(AFP) - Residents in an inundated neighbourhood of Madagascar's capital Antananarivo are returning with dread to see what remains of their homes and harvests, three days after Tropical Storm Ana relented.
Flooding has killed 51 people on the large Indian Ocean island off southeastern Africa since 10 days of intense rain began on January 17.
The storm formed to the east of Madagascar last week, causing floods and landslides and affecting around 130,000 people, with many made homeless overnight.
Ana then hit Mozambique and Malawi on the African mainland, killing 90 people across the three countries.
Rescue crews are still battling to access regions where roads and bridges have been swept away after the storm cut off tens of thousands and left them without power.
Travelling on makeshift boats, small groups row through water and a common floating plant called tsifakona normally given to pigs as food.
Some refused to spend the 300 Malagasy ariary ($0.08) for transport and are forced to carry their children where the water level remains high.

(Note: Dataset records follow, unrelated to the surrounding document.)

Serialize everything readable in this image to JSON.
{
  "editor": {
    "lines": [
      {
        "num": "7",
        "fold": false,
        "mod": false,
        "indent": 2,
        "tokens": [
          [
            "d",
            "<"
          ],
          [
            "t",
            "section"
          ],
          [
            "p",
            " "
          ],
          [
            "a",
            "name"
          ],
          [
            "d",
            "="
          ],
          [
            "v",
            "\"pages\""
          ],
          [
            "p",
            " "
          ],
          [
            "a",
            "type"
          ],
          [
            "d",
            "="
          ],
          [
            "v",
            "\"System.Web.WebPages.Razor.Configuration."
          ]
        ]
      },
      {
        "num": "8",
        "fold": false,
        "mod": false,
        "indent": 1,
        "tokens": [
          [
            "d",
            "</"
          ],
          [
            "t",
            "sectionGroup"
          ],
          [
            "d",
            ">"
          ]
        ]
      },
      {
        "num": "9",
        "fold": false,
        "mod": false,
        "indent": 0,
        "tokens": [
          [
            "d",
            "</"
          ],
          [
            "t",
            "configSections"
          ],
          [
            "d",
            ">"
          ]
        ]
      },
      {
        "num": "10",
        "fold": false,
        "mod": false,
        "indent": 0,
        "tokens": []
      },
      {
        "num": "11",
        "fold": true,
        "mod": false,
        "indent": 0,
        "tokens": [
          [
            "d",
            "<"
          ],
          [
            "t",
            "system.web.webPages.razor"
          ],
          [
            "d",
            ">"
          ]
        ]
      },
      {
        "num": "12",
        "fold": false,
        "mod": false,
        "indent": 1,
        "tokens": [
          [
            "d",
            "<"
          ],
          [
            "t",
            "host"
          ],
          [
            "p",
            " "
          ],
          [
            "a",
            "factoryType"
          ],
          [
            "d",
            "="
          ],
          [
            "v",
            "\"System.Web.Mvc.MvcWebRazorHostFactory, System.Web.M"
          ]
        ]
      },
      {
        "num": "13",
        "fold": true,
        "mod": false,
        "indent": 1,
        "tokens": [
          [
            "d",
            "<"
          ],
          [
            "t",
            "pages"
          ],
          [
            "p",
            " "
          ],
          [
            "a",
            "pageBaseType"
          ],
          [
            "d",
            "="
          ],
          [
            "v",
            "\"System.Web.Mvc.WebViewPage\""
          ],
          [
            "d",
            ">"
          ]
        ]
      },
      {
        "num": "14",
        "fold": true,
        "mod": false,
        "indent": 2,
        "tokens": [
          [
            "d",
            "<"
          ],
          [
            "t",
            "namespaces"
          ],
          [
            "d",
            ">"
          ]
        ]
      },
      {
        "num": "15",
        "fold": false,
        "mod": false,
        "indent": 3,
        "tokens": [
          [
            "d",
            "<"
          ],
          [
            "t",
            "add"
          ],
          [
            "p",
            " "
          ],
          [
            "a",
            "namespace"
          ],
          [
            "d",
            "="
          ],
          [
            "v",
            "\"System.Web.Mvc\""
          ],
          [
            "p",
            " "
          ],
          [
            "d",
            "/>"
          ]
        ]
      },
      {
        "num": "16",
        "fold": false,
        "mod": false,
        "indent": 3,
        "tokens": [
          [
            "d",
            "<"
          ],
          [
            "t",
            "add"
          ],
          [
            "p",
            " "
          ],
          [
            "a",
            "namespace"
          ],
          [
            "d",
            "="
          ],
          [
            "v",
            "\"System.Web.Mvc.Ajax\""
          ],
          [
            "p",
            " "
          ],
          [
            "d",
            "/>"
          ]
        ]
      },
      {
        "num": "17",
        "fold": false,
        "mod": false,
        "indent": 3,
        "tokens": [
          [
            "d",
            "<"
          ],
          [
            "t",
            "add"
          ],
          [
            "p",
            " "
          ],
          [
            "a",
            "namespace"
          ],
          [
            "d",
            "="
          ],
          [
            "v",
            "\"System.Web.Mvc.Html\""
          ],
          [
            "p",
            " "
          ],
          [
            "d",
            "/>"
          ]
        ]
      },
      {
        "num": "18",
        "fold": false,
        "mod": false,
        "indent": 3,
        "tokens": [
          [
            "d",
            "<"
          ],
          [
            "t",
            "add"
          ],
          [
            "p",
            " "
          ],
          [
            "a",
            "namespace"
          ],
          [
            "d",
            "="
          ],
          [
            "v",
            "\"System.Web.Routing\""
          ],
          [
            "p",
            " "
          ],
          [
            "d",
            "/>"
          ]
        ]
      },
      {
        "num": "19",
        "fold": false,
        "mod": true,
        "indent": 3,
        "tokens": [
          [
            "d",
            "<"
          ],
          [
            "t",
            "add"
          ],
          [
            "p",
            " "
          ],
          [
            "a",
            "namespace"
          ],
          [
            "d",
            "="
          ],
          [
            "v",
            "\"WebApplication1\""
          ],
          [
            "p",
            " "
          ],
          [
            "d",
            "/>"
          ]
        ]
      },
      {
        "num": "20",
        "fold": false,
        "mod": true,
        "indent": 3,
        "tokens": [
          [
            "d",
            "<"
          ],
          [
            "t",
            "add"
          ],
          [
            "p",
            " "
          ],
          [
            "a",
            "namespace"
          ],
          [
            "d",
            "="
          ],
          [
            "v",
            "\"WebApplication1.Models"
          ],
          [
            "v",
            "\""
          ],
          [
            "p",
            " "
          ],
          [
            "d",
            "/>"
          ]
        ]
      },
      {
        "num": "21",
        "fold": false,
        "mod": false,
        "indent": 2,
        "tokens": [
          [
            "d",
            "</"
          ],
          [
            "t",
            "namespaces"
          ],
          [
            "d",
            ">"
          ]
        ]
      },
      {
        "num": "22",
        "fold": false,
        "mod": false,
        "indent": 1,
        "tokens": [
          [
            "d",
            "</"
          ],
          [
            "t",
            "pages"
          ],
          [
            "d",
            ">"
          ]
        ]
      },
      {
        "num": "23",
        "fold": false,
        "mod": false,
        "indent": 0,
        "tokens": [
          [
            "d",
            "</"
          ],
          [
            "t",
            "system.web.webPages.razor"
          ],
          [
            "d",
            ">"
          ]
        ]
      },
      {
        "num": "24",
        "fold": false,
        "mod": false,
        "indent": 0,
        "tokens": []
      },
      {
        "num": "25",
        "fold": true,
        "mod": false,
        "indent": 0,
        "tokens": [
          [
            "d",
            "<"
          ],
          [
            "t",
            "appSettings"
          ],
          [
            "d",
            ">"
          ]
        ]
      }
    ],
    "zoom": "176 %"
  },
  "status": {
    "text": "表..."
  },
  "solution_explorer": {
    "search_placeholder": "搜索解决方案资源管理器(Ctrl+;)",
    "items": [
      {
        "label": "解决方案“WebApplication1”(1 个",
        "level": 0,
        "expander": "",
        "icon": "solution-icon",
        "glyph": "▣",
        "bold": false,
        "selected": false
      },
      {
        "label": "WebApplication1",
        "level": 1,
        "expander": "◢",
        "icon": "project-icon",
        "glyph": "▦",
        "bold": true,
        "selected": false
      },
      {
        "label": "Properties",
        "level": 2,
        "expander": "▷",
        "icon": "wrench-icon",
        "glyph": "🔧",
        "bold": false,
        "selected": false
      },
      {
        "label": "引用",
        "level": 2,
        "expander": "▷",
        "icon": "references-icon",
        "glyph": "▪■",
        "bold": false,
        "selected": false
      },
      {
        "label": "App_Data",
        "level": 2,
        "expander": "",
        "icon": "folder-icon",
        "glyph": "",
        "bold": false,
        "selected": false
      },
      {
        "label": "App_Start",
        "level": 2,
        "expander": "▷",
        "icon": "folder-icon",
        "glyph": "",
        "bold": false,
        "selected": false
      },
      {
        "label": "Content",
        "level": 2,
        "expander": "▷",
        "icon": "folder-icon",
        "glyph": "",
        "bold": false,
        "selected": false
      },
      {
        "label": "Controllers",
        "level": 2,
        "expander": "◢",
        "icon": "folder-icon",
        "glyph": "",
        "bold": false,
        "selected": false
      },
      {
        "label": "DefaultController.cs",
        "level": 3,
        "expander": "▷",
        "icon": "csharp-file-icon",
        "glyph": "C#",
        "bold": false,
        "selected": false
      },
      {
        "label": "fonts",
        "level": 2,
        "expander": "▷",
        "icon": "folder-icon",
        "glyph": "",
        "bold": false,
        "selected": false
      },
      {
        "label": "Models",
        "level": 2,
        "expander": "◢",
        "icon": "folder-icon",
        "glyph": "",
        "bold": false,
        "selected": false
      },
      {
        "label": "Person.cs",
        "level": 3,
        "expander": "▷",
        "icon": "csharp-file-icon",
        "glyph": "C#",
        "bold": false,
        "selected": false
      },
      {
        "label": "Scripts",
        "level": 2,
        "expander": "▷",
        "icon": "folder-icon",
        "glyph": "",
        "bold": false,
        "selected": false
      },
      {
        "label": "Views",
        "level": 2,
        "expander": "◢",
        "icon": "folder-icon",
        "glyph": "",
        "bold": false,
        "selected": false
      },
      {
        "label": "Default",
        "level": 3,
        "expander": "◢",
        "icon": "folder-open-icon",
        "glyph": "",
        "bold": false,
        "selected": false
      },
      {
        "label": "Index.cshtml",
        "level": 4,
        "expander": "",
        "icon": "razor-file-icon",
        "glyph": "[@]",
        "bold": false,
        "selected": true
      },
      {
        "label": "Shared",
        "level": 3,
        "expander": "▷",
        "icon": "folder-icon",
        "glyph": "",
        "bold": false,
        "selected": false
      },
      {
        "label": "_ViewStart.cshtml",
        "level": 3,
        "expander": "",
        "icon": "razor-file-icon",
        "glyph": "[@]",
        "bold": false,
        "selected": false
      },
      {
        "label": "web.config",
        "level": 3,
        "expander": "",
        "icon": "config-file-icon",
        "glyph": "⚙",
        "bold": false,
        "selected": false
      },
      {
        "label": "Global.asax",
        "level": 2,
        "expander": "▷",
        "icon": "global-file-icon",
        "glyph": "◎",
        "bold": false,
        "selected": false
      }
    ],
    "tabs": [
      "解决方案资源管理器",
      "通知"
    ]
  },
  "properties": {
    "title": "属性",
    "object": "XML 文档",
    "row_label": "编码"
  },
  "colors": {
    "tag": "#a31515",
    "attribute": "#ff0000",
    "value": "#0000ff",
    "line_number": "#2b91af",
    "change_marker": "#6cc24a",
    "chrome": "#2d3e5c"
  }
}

"I woke up at three o'clock in the morning to go to the toilet and found my house full of water," said Ulrich Tsontsozafy, 66.
Recalling the ordeal from the top of a pile of chairs in his waterlogged room, the retired soldier is trying to find ways to avoid having his feet constantly in the water.
"It ruins your skin. It chafes and it infects," he said of the floodwater, showing a fine white film that has developed on the skin between his toes.
- Humanitarian emergency -
Residents in Antananarivo's swampy Betsimitatatra plain are used to living with water thanks to an ingenious system of wooden pontoons that usually connect houses.
But the storm has engulfed everything with a brownish water that reeks of silt, while rats seeking food swam at the surface for a few days.
Tsontsozafy's rice paddy, coconut tree and avocado tree were destroyed.
His wife, Juliette Etaty, 65, managed to save some bags of rice, heaped up with pans and clothes in a pile that reaches their ceiling.
Their grand-daughter Luciana, 17, remembered waking up in the middle of the night with her feet dipped in water.
"The first thing I thought of was my school notebooks," she said.
Gyms and schools in the capital have been requisitioned and turned into emergency shelters.
But the family preferred not to go for fear of catching Covid-19 in a crowded space and leaving their home vulnerable to burglars and the elements.
Toky Ny Nosy, an unemployed 42-year-old, took shelter in a school as she thought her home was about to collapse under the weight of the deluge.
She also suffers from asthma and said the water was preventing her from breathing properly.
Despite coming back to her neighbourhood every day for almost two weeks, the water still reaches her hips.
Hundreds of families huddled in a classroom converted into an emergency shelter watch the arrival of a truck laden with food for the evening.
But "there's never enough," said Toky.
© Agence France-Presse